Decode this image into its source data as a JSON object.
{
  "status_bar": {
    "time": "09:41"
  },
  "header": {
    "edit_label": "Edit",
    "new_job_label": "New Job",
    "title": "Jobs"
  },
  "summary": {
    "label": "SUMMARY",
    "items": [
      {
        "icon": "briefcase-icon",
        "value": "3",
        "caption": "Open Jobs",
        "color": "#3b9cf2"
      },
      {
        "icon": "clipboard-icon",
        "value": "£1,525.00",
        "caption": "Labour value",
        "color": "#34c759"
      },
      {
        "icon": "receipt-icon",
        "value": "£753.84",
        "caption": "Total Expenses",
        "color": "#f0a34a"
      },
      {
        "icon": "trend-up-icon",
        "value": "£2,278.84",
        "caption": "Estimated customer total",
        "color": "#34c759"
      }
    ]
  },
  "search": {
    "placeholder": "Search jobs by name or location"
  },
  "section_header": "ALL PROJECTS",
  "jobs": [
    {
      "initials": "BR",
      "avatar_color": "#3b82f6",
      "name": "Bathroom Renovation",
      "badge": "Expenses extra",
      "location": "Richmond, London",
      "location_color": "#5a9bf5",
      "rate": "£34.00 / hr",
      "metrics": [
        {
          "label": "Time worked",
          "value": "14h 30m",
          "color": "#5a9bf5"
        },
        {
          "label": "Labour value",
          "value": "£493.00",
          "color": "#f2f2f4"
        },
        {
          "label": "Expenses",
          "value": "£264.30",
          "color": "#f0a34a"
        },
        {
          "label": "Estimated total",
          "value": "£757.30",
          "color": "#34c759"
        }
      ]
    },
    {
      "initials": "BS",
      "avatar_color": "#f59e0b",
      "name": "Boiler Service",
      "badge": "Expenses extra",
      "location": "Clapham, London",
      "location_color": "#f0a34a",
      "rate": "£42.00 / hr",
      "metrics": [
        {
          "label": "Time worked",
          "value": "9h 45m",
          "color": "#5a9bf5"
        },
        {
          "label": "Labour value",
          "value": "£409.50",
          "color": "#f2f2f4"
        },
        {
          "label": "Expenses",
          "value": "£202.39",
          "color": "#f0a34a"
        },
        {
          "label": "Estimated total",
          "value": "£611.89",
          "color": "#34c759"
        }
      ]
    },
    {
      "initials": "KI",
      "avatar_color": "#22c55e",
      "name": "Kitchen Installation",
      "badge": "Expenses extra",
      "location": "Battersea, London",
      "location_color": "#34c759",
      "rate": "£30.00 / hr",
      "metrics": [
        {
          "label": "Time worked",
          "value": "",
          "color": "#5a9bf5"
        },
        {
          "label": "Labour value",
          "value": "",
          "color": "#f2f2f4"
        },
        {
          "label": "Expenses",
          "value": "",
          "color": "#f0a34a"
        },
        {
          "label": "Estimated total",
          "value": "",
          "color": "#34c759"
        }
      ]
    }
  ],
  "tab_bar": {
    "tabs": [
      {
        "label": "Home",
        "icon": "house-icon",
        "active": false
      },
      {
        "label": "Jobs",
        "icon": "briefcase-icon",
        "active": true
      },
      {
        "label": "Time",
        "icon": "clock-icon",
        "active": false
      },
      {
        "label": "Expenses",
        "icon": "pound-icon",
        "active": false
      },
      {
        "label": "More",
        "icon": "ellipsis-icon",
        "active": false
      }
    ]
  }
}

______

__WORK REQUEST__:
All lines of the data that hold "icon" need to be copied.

__WRITTEN SOLUTION__:
        "icon": "briefcase-icon",
        "icon": "clipboard-icon",
        "icon": "receipt-icon",
        "icon": "trend-up-icon",
        "icon": "house-icon",
        "icon": "briefcase-icon",
        "icon": "clock-icon",
        "icon": "pound-icon",
        "icon": "ellipsis-icon",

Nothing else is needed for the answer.